Ever since the passage of the 21st Amendment, which repealed the 18th Amendment, alcoholic beverages have been available for sale and consumption. However, there are specific rules and regulations that each state has that helps them abide by the law. They expect each of their citizens to follow these laws accordingly, and there could be significant consequences if they are not supported. Now, here are the alcohol laws applied and enforced around the country.
Typically, a person has to be at least 21-years-old to drink alcohol, especially in public places. This rule was established after the passing of the Federal Uniform Drinking Age Act of 1984, and the majority of states throughout the United States enforce this rule. There are some states, on the other hand, that make exceptions to this rule for specific reasons, some including: for religious practices (26 states), for education (11 states), consent from the parent(s)/guardian(s) (8 states for places selling alcohol; 29 states for private entities), and private entities allowing this act without parental consent (6 states). Approximately 45 states allow some form of underage consumption of alcohol.
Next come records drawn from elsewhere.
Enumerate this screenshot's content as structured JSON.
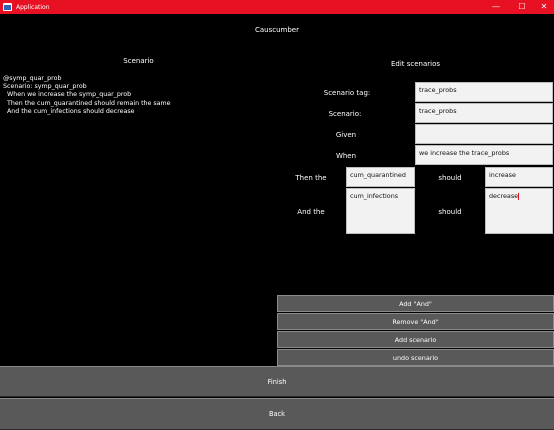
{
  "window": {
    "title": "Application",
    "minimize_glyph": "—",
    "maximize_glyph": "☐",
    "close_glyph": "✕"
  },
  "header": {
    "app_name": "Causcumber"
  },
  "scenario_panel": {
    "heading": "Scenario",
    "text": "@symp_quar_prob\nScenario: symp_quar_prob\n  When we increase the symp_quar_prob\n  Then the cum_quarantined should remain the same\n  And the cum_infections should decrease"
  },
  "edit_panel": {
    "heading": "Edit scenarios",
    "scenario_tag_label": "Scenario tag:",
    "scenario_tag_value": "trace_probs",
    "scenario_label": "Scenario:",
    "scenario_value": "trace_probs",
    "given_label": "Given",
    "given_value": "",
    "when_label": "When",
    "when_value": "we increase the trace_probs",
    "then_label": "Then the",
    "then_variable": "cum_quarantined",
    "then_should": "should",
    "then_change": "increase",
    "and_label": "And the",
    "and_variable": "cum_infections",
    "and_should": "should",
    "and_change": "decrease"
  },
  "actions": {
    "add_and": "Add \"And\"",
    "remove_and": "Remove \"And\"",
    "add_scenario": "Add scenario",
    "undo_scenario": "undo scenario",
    "finish": "Finish",
    "back": "Back"
  },
  "colors": {
    "titlebar": "#e81123",
    "background": "#000000",
    "button": "#595959",
    "field": "#f2f2f2"
  }
}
If anyone underaged consumes alcohol illegally without a valid excuse, then there will be some severe charges towards them.
Usually, in addition to consumption, you have to be at least 21-years-old to distribute alcohol in any public establishment. However, there is an exception to this rule that some states follow. In certain circumstances, an 18-years-old person can distribute alcohol if the establishment serves food. These types of places are mostly restaurants, grocery stores, and convenience stores.
Some states even have regulations for the type of alcohol an establishment can distribute. Typically, a restaurant can only serve beer and wine. A bar, on the other hand, can distribute liquor and other spirits. Currently, the majority of states allow 18-year-olds to serve alcohol. There is one state, Maine, that will allow 17-year-olds to serve alcohol, and there are three states that require servers to be at least 21-years-old to serve alcohol: Utah, Nevada, and Alaska.
Being intoxicated in public will land anyone in hot waters with the law. How severe the punishment will solely depend on the state and city someone resides. It also depends on a person’s blood-alcohol level (BAC) and whether it’s over the legal limit. Throughout the country, no one should have a BAC of 0.08% or over, especially while driving. If they do, then there are specific punishments that will be imposed, like: fines, having their license revoked, and time in jail. Some states also have specific ways of deciding what to charge a person with when they’re intoxicated in public. Depending on the offense, some states may only charge someone with a misdemeanor. Other states may impose stricter rules and charge intoxicated individuals with a felony.
Alcohol Legal Status
|District of Columbia||Open|